Despite a lack of regulation, the economy grew rapidly in the early years of the transition, although with hindsight many of the official statistics appear suspect. At the end of 1992, unemployment was at 26%, but by 1996 it had supposedly halved to 12 percent (World Bank). Real GDP, which had fallen sharply in 1991, now grew at a rate of 9 percent between 1993 and 1996 (WDI 2003). The World Bank praised Albania's economic reforms and their apparent success in turning around the economy.
Then, in late 1996 and early 1997, the country was rocked by a severe economic and political crisis. Berisha's Democratic Party was re-elected in June 1996 with over 85 percent of parliamentary seats, in the face of an opposition boycott and accusations of electoral fraud. A protest rally was broken up by riot police. Thomas Carothers reported from Tirana for the Washington Post (6 June 1996) that the "parliamentary elections in Albania were the most flawed elections held in Eastern Europe since 1989".

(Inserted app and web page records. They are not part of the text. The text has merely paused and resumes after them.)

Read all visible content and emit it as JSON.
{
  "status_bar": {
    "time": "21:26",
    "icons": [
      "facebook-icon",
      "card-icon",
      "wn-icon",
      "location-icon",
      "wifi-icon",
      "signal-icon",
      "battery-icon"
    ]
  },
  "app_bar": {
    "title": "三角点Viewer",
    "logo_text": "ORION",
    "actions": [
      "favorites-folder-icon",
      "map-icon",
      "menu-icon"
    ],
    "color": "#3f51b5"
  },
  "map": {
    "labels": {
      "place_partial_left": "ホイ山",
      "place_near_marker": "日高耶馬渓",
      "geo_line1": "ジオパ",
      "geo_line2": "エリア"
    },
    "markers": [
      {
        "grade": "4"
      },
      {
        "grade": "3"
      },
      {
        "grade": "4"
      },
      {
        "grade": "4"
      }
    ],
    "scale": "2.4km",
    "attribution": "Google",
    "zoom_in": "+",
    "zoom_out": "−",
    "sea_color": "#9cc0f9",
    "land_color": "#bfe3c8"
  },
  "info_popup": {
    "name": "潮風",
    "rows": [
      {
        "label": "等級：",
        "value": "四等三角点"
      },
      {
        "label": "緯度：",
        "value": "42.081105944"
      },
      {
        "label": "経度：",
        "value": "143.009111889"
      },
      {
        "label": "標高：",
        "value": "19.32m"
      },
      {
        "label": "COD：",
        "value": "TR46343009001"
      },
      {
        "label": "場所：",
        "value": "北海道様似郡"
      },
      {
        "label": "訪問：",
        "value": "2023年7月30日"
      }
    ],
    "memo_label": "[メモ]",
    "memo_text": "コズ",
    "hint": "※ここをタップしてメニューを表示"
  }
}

Simultaneously, the country was gripped by a wave of investment scams. Naïve to the workings of a market economy, many Albanians fell for so called ‘pyramid schemes', investing their entire savings in the hope of easy returns. These schemes began to collapse in autumn 1996, plunging the country into turmoil.
"The pyramid scheme phenomenon in Albania is important because its scale relative to the size of the economy was unprecedented, and because the political and social consequences of the collapse of the pyramid schemes were profound. At their peak, the nominal value of the pyramid schemes' liabilities amounted to almost half of the country's GDP. Many Albanians—about two-thirds of the population—invested in them. When the schemes collapsed, there was uncontained rioting, the government fell, and the country descended into anarchy and a near civil war in which some 2,000 people were killed."

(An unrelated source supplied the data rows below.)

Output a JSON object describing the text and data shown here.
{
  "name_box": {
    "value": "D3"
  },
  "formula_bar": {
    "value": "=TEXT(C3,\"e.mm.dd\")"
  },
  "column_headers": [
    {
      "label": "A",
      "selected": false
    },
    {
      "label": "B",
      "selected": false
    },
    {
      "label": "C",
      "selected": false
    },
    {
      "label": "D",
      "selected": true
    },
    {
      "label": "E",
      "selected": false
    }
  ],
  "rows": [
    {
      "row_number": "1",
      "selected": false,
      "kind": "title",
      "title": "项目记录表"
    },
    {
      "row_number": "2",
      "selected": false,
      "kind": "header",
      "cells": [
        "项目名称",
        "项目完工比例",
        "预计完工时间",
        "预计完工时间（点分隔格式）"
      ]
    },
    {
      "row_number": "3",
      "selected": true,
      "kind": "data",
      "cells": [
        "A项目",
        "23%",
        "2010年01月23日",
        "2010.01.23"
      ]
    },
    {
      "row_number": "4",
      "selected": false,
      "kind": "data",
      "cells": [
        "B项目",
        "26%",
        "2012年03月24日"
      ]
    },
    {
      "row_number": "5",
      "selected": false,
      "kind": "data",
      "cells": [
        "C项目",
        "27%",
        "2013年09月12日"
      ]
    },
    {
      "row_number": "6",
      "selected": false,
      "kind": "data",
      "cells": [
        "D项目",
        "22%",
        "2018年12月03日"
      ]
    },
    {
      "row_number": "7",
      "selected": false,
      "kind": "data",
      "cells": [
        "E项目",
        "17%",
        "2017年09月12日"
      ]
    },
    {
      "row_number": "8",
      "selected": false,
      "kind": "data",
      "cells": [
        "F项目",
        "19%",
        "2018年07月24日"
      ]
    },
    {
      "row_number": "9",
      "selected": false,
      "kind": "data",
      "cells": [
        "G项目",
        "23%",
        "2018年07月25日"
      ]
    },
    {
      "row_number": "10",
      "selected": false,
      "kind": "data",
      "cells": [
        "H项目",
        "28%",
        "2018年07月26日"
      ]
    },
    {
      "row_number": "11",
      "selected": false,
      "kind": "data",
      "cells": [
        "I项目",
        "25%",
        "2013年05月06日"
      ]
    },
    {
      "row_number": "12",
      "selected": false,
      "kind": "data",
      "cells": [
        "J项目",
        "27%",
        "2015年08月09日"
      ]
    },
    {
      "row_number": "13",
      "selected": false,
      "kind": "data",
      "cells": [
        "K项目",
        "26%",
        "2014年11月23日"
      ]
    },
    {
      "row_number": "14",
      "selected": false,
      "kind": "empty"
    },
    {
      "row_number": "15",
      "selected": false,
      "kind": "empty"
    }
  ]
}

Most of the anger was directed at the government, whom many blamed for the loss of their savings. Millions of Kalashnikovs and other weapons were looted from police stations and military bases. Chaos reigned as militias took control of many cities. The south, particularly the coastal city of Vlora, was the centre of violent riots. Even in Tirana, state authority collapsed.
President Berisha's first response to the crisis was to extend his own power over the judiciary, secret services and media:

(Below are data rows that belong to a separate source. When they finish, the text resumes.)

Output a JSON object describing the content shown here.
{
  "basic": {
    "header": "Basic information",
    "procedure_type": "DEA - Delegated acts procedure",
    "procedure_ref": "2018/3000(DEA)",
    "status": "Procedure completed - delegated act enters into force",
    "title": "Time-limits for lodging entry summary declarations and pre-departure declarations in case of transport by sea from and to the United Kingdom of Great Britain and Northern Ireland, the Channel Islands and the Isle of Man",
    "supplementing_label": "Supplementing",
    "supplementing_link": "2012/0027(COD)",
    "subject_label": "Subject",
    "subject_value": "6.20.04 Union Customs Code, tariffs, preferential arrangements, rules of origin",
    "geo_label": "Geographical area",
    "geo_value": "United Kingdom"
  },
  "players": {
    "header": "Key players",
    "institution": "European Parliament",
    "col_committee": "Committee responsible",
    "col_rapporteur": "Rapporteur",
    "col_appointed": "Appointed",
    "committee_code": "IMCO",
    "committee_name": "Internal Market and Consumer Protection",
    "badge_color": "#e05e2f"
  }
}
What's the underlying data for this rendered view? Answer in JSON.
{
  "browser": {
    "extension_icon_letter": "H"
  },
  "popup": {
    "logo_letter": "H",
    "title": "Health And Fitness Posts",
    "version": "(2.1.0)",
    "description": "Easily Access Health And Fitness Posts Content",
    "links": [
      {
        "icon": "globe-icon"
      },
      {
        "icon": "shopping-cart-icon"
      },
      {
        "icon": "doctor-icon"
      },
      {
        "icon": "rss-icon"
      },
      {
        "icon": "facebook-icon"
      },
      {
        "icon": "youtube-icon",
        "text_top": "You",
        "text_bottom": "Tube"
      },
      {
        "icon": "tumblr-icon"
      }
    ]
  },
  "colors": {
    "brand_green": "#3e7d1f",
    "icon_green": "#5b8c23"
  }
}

"The government declared a ‘General State of Emergency' on 3 March (1997), which was done within the framework of communist-period legislation designed to mobilise the country against foreign military attack. The Emergency Laws gave the government draconian powers to rule by decree, and to use the army against internal opposition. There was to be complete government control of the media…
On 4 March in Tirana, pro-Berisha thugs ransacked and burnt down the office of Koha Jone, in those days the main opposition newspaper, as Parliament, surrounded by scruffy troops with automatic weapons, re-elected President Berisha for another five-year term. SHIK operatives in black leather jackets toured the capital at night, ready to fire on anyone found breaking the curfew."
(Miranda Vickers & James Pettifer The Albanian Question: Reshaping the Balkans 2007)
As the violence continued, Berisha was forced into a power-sharing agreement. The government was dismissed on 1 March 1997, and replaced by a government of national unity with a Socialist Party prime minister.
On March 28 the UN authorised an Italian-led coalition of willing member states codenamed "Alba" (Italian for "dawn")of 7,000 troops to restore stability and support reconstruction. Very slowly, a sense of normality returned. Early elections were called for July 1997. The Democratic Party lost these elections and its leader, Sali Berisha, resigned the Presidency. The chaotic first phase of the Albanian transition had come to an end.